Work to complete:
All entries must come back exactly as given, with no pictures in the copy.

[Excerpts from an interface dataset]
☆ ☆ ☆
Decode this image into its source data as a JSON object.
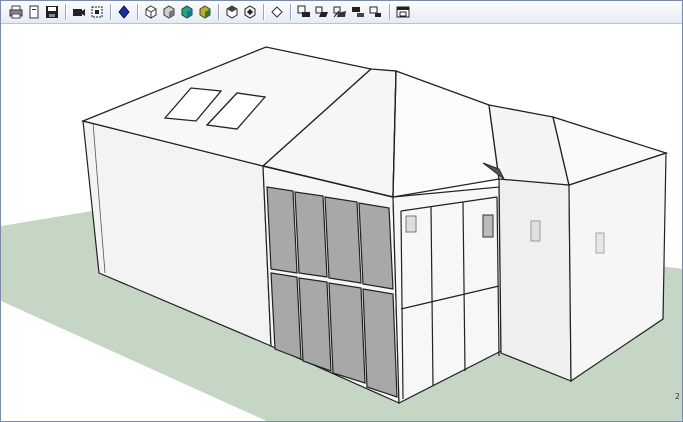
{
  "window": {
    "status_number": "2"
  },
  "toolbar": {
    "buttons": [
      {
        "name": "print-button",
        "icon": "printer-icon"
      },
      {
        "name": "new-button",
        "icon": "new-file-icon"
      },
      {
        "name": "save-button",
        "icon": "floppy-disk-icon"
      },
      {
        "name": "camera-button",
        "icon": "camera-icon"
      },
      {
        "name": "zoom-extents-button",
        "icon": "zoom-extents-icon"
      },
      {
        "name": "style-button",
        "icon": "blue-gem-icon"
      },
      {
        "name": "xray-button",
        "icon": "xray-cube-icon"
      },
      {
        "name": "wireframe-button",
        "icon": "wireframe-cube-icon"
      },
      {
        "name": "shaded-button",
        "icon": "shaded-cube-icon"
      },
      {
        "name": "textured-button",
        "icon": "textured-cube-icon"
      },
      {
        "name": "iso-view-button",
        "icon": "iso-cube-icon"
      },
      {
        "name": "top-view-button",
        "icon": "top-view-icon"
      },
      {
        "name": "front-view-button",
        "icon": "front-view-icon"
      },
      {
        "name": "section-plane-button",
        "icon": "section-plane-icon"
      },
      {
        "name": "section-cut-button",
        "icon": "section-cut-icon"
      },
      {
        "name": "section-display-button",
        "icon": "section-display-icon"
      },
      {
        "name": "section-fill-button",
        "icon": "section-fill-icon"
      },
      {
        "name": "section-export-button",
        "icon": "section-export-icon"
      },
      {
        "name": "window-layout-button",
        "icon": "window-layout-icon"
      }
    ]
  },
  "colors": {
    "ground": "#c5d6c5",
    "wall": "#f5f5f5",
    "roof": "#f8f8f8",
    "glass": "#a8a8a8",
    "edge": "#222222"
  }
}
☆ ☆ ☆
Output of the exercise:
Decode this image into its source data as a JSON object.
{
  "window": {
    "status_number": "2"
  },
  "toolbar": {
    "buttons": [
      {
        "name": "print-button",
        "icon": "printer-icon"
      },
      {
        "name": "new-button",
        "icon": "new-file-icon"
      },
      {
        "name": "save-button",
        "icon": "floppy-disk-icon"
      },
      {
        "name": "camera-button",
        "icon": "camera-icon"
      },
      {
        "name": "zoom-extents-button",
        "icon": "zoom-extents-icon"
      },
      {
        "name": "style-button",
        "icon": "blue-gem-icon"
      },
      {
        "name": "xray-button",
        "icon": "xray-cube-icon"
      },
      {
        "name": "wireframe-button",
        "icon": "wireframe-cube-icon"
      },
      {
        "name": "shaded-button",
        "icon": "shaded-cube-icon"
      },
      {
        "name": "textured-button",
        "icon": "textured-cube-icon"
      },
      {
        "name": "iso-view-button",
        "icon": "iso-cube-icon"
      },
      {
        "name": "top-view-button",
        "icon": "top-view-icon"
      },
      {
        "name": "front-view-button",
        "icon": "front-view-icon"
      },
      {
        "name": "section-plane-button",
        "icon": "section-plane-icon"
      },
      {
        "name": "section-cut-button",
        "icon": "section-cut-icon"
      },
      {
        "name": "section-display-button",
        "icon": "section-display-icon"
      },
      {
        "name": "section-fill-button",
        "icon": "section-fill-icon"
      },
      {
        "name": "section-export-button",
        "icon": "section-export-icon"
      },
      {
        "name": "window-layout-button",
        "icon": "window-layout-icon"
      }
    ]
  },
  "colors": {
    "ground": "#c5d6c5",
    "wall": "#f5f5f5",
    "roof": "#f8f8f8",
    "glass": "#a8a8a8",
    "edge": "#222222"
  }
}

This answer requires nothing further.